I've done nothing today but respond to the comments in posts that were directed at me. But you make a post that is both unfair, and an abuse of a moderator's authority, in my opinion. It was designed to bait me so you can suspend me when I defend myself. And I have no doubt you will. I contribute a lot to this forum and the industry. Your pointed actions bring down this forum and show a personal bias that's obvious to all. Every forum needs fair and reasonable moderation, but you sir are neither.
YES!>>>>>> but not so caustic that some of his opinions need to be squelched.<<<<
I don't see even the slightest indicator that anyone’s opinion is being squelched.
I do see a personality that completely sucks away the cordiality of a group of adults talking business.
I think few would disagree with this. My question is what are some successful ways of doing this???We don't need to target the rich, just target customers who are buying their framing at Michaels, Hobby Lobby and the like. No one here lives off of $3000 frames. But if you can convince the consumer they can get real custom framing, with real professional design advice, at about the same price they're paying for the cookie cutter framing they've been buying, you can increase your sales dramatically.

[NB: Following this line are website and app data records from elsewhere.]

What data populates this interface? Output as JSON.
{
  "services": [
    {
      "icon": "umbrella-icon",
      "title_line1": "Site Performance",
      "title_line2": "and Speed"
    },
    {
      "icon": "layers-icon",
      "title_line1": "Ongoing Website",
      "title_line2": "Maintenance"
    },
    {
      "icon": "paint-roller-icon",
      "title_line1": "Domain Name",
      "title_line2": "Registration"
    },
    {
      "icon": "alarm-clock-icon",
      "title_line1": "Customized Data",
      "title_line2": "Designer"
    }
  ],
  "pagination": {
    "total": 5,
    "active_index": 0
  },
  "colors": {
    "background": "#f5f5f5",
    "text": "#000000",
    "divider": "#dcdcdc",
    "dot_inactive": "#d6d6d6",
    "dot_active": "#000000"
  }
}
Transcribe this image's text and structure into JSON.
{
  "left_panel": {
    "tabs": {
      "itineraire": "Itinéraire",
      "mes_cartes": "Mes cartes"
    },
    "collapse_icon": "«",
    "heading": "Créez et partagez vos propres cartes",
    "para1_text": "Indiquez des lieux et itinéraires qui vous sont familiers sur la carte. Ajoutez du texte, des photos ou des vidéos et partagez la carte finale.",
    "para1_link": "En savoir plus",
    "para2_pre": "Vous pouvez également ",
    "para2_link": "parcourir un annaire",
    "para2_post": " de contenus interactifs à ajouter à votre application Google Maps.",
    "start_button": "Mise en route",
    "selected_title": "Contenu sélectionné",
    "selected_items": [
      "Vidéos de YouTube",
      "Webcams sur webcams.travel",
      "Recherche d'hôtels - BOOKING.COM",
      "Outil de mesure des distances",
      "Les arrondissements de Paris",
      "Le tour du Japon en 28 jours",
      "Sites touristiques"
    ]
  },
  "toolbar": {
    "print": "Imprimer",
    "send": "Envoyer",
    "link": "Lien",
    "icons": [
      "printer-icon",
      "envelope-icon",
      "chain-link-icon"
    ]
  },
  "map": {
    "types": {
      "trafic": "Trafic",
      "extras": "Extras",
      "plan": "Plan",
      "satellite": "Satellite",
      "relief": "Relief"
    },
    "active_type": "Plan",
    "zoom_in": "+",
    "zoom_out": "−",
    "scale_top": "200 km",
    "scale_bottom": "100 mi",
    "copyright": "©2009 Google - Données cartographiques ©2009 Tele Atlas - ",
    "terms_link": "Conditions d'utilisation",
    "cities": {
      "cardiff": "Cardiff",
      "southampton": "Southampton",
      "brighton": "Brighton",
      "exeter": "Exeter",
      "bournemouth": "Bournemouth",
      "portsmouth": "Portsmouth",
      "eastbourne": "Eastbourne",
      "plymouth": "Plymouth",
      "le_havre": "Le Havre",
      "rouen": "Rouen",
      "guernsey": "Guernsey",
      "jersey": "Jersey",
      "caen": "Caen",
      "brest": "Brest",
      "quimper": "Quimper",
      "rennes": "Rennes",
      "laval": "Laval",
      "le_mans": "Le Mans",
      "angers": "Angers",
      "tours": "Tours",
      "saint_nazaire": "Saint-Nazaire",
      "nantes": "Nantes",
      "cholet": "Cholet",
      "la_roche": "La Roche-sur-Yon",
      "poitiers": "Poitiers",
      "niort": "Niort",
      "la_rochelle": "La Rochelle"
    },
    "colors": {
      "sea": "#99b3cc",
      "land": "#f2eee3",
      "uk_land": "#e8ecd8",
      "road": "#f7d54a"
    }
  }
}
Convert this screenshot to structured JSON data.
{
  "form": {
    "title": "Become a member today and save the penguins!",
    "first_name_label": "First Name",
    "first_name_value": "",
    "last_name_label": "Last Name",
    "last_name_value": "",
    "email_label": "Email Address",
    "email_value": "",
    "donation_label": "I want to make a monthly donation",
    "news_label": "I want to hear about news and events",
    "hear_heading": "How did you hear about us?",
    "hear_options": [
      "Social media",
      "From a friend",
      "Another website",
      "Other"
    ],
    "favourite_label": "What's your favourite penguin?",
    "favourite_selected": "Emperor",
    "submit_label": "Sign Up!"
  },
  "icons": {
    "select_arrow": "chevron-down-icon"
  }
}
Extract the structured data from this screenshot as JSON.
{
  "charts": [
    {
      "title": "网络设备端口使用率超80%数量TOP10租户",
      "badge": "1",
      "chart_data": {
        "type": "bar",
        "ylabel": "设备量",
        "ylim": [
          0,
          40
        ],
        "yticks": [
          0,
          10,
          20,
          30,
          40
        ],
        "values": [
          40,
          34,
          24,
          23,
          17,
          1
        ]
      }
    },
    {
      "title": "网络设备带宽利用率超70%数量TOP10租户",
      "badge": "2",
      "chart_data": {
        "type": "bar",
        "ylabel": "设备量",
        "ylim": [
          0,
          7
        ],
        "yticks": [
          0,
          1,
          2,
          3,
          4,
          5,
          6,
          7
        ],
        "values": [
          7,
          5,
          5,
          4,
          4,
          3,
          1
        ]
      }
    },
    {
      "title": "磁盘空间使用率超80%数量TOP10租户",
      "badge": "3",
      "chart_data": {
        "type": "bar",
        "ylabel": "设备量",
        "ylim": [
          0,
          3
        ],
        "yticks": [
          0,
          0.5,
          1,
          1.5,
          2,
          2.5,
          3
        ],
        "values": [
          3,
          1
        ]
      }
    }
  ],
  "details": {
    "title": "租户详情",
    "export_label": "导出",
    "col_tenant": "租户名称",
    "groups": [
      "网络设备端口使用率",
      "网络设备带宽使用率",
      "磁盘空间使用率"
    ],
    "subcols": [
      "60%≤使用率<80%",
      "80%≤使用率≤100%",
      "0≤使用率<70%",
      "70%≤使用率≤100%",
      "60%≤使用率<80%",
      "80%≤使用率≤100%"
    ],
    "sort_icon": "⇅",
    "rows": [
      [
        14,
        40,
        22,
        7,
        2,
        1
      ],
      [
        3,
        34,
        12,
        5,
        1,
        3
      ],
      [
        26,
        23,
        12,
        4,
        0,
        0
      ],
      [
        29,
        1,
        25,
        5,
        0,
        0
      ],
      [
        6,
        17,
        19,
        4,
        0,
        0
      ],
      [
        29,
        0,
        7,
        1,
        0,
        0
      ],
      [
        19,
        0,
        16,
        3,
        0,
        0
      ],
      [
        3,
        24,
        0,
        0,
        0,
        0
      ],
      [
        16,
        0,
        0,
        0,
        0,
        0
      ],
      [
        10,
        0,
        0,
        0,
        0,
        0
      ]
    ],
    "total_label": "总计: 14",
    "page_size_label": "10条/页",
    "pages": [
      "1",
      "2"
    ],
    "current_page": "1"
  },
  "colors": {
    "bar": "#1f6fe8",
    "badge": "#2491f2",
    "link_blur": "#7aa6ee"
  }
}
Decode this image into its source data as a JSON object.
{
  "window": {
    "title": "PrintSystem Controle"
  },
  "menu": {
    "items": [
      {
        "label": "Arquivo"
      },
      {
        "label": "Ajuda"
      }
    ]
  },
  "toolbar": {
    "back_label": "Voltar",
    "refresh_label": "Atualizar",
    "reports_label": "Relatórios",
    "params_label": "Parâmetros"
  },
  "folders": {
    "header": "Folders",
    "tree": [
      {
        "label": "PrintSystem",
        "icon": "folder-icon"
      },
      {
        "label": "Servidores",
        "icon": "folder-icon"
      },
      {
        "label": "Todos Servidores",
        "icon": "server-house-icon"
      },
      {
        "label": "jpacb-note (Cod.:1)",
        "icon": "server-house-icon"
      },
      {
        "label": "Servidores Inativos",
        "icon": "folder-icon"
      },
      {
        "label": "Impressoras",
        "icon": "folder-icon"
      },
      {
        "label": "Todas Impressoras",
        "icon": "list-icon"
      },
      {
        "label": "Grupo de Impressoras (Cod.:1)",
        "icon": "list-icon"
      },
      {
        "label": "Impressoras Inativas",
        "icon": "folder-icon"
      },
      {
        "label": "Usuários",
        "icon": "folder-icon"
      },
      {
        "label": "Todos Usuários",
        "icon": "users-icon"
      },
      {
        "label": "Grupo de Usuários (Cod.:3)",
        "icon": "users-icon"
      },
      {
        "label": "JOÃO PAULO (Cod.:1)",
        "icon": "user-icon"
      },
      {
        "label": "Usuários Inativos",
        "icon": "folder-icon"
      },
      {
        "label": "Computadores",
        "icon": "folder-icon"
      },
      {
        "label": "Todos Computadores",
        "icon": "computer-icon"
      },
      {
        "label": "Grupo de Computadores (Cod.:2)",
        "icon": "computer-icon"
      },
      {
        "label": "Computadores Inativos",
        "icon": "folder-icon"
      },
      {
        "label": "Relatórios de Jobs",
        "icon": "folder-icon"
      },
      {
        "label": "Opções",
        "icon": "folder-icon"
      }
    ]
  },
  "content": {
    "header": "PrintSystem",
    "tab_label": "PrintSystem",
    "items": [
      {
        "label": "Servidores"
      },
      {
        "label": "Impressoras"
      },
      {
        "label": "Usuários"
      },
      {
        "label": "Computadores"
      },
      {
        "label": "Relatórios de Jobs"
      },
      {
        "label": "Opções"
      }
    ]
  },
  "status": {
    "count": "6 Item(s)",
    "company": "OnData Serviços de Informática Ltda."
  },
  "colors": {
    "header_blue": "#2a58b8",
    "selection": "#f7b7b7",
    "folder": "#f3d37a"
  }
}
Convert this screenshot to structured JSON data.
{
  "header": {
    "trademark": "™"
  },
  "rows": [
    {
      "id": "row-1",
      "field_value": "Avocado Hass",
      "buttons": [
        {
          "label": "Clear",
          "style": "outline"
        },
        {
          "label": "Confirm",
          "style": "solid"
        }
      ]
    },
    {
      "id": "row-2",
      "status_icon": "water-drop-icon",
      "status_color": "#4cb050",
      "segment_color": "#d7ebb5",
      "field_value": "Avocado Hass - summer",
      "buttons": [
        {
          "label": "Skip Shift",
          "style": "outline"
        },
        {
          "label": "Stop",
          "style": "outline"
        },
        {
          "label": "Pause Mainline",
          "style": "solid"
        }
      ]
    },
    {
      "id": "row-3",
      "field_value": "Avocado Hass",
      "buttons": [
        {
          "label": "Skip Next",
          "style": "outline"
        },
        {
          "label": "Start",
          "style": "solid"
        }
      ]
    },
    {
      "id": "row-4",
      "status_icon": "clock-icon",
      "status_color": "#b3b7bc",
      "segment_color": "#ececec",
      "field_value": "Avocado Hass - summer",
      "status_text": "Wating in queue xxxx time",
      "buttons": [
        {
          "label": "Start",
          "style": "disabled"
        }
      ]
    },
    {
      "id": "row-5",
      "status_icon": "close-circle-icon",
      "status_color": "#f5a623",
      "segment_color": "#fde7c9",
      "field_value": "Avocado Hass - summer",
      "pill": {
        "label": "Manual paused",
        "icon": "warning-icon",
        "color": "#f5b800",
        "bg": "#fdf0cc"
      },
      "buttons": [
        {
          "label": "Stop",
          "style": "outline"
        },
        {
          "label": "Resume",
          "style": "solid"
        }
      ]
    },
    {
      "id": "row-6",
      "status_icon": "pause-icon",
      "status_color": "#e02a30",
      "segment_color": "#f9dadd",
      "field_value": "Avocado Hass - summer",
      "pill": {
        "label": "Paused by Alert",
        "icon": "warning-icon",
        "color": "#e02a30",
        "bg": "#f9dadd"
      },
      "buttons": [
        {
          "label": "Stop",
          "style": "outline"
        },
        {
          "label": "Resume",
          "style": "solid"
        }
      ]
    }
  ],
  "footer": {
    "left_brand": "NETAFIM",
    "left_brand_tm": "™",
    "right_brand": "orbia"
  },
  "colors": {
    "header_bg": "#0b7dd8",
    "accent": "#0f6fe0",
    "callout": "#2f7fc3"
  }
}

All of us know that our prices are about the same, or even better in some cases, so why not sell that which differentiates the work of trained, dedicated professionals, from the untrained, fly-by-the-seat-of-the-pants advice of a minimum wage red smock? And for the record, that's not a knock on the store level employees at these chain stores. It's simply a recognition that they don't have the training, knowledge and experience that independents do. Most of them have never made a custom frame, and some have never cut a mat.
We have competitive advantages that we're not playing up, and not taking advantage of.